The Health Informatics team aims to improve healthcare quality via advanced mobile health (mHealth) and data mining technologies. Mobile Health and Health Informatics research in the Bio-MIBLab focuses on four data modules: Acquisition, Preprocessing, Mining, and Delivery.
Data Acquisition relies on patient-oriented health data collection technologies including 1) text messaging for chronic self-reporting, 2) body sensors for real-time abnormality monitoring, 3) mobile imaging interfaces for pathological knowledge sharing, 4) motion sensors for home-based rehabilitation, and 5) social networking for health behavior education.
Data Preprocessing recognizes specific patterns of interest from collected data and identifies outliers and unusual states that are clinically important, while ignoring uninteresting noise such as measurement error. This step also requires recovery missing values so as to maintain a certain level of data integrity.
Given the qualitative information from the Preprocessing module, the Mining module can potentially detect previously unknown health conditions and events. These may be novel patient phenotypes or useful information about the final care delivery processes. Methods used in knowledge mining include classification, clustering, and rule association learning.
The mined knowledge is finally delivered via the Delivery module. We develop web-based tools on a cloud server. Mobile apps on Android, iPhone, and iPad are also provided for patients and professionals for seamless communication and data access.
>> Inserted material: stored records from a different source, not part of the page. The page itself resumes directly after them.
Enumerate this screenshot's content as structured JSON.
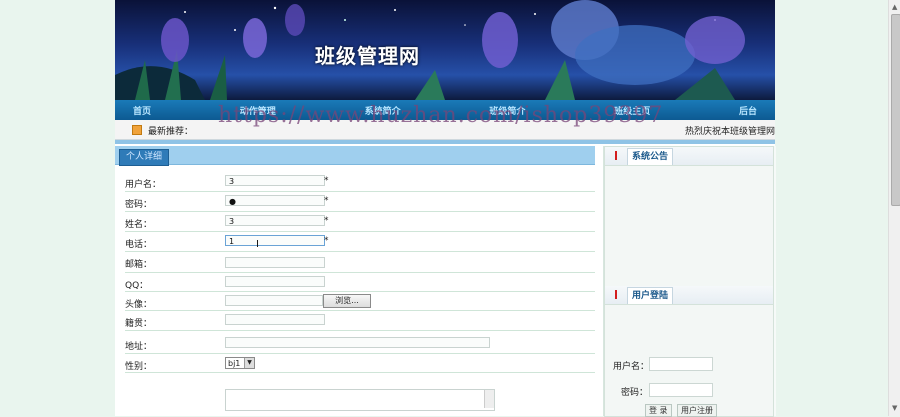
{
  "banner": {
    "title": "班级管理网"
  },
  "nav": [
    "首页",
    "动作管理",
    "系统简介",
    "班级简介",
    "班级主页",
    "后台"
  ],
  "news": {
    "label": "最新推荐：",
    "marquee": "热烈庆祝本班级管理网"
  },
  "watermark": "https://www.huzhan.com/ishop39397",
  "left_tab": "个人详细",
  "form": {
    "username": {
      "label": "用户名：",
      "value": "3",
      "required": "*"
    },
    "password": {
      "label": "密码：",
      "value": "●",
      "required": "*"
    },
    "name": {
      "label": "姓名：",
      "value": "3",
      "required": "*"
    },
    "phone": {
      "label": "电话：",
      "value": "1",
      "required": "*"
    },
    "email": {
      "label": "邮箱："
    },
    "qq": {
      "label": "QQ："
    },
    "avatar": {
      "label": "头像：",
      "button": "浏览..."
    },
    "hometown": {
      "label": "籍贯："
    },
    "address": {
      "label": "地址："
    },
    "gender": {
      "label": "性别：",
      "value": "bj1"
    }
  },
  "right": {
    "notice_title": "系统公告",
    "login_title": "用户登陆",
    "login_user_label": "用户名：",
    "login_pass_label": "密码：",
    "login_buttons": [
      "登 录",
      "用户注册"
    ]
  }
}
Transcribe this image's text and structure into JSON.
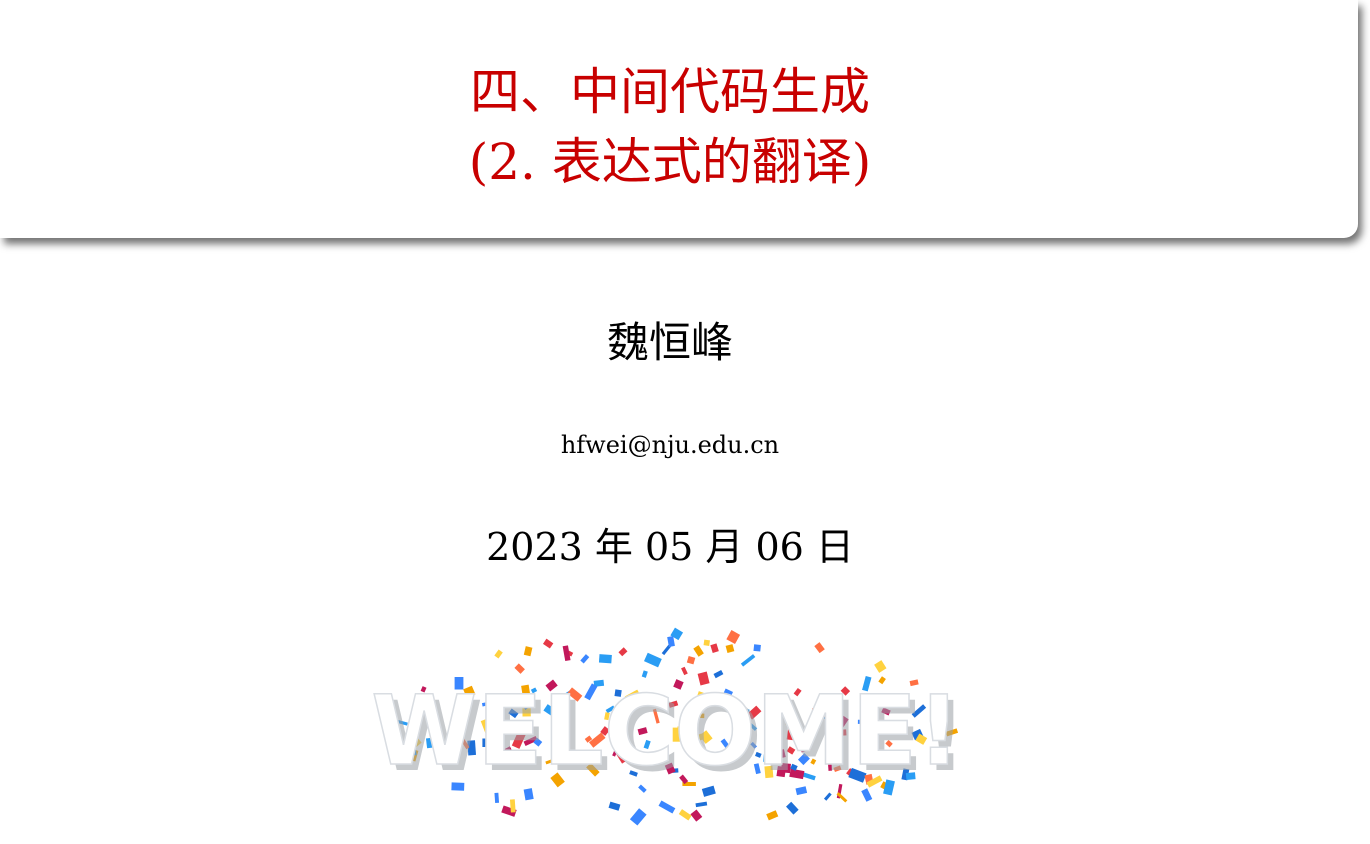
{
  "slide": {
    "title_line1": "四、中间代码生成",
    "title_line2": "(2. 表达式的翻译)",
    "author": "魏恒峰",
    "email": "hfwei@nju.edu.cn",
    "date": "2023 年 05 月 06 日"
  },
  "welcome_image": {
    "text": "WELCOME!",
    "confetti_colors": [
      "#e63946",
      "#f4a300",
      "#1d6fd8",
      "#2a9df4",
      "#c2185b",
      "#ff7043",
      "#ffd23f",
      "#3a86ff"
    ]
  },
  "colors": {
    "title": "#c80000",
    "text": "#000000"
  }
}
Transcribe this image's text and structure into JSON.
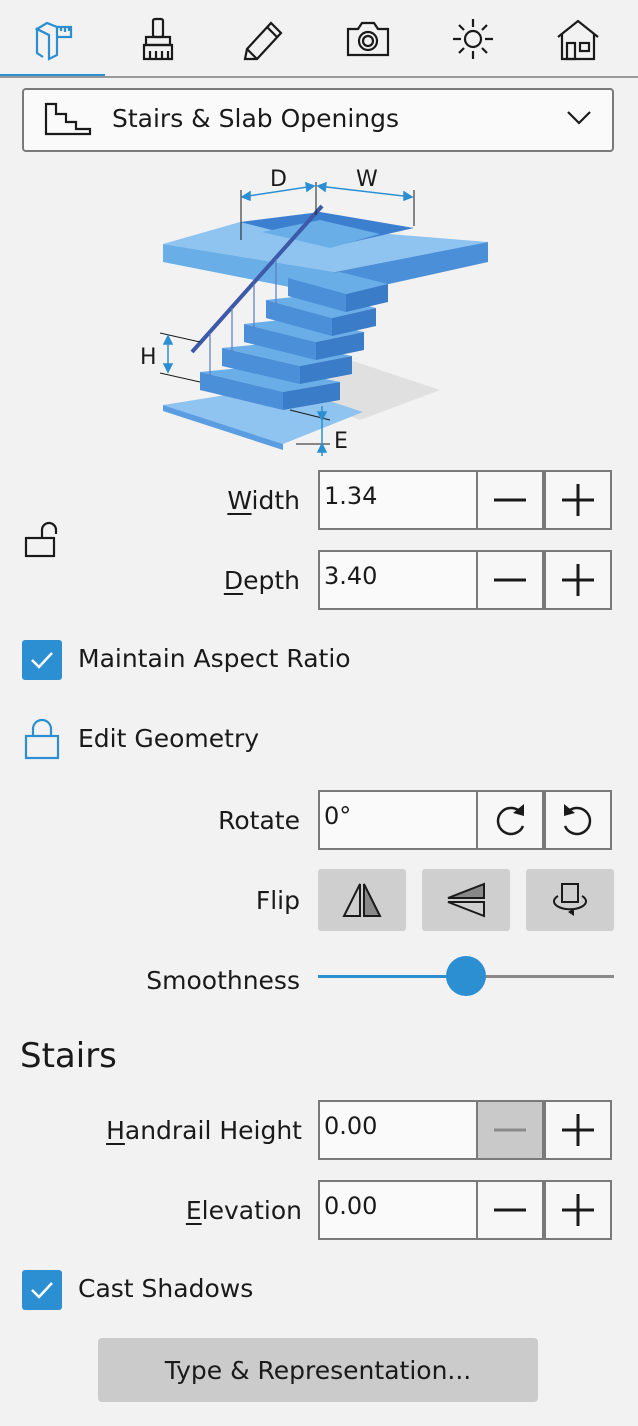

Our work represents a collaboration of several well-established medical centers and research groups from the metro-Atlanta area, including Children’s Healthcare of Atlanta (CHOA), Shepherd Center, and Georgia State University. We have focused on sickle cell disease, cardiac conditions, acquired and traumatic brain injury, and pediatric psychological therapy.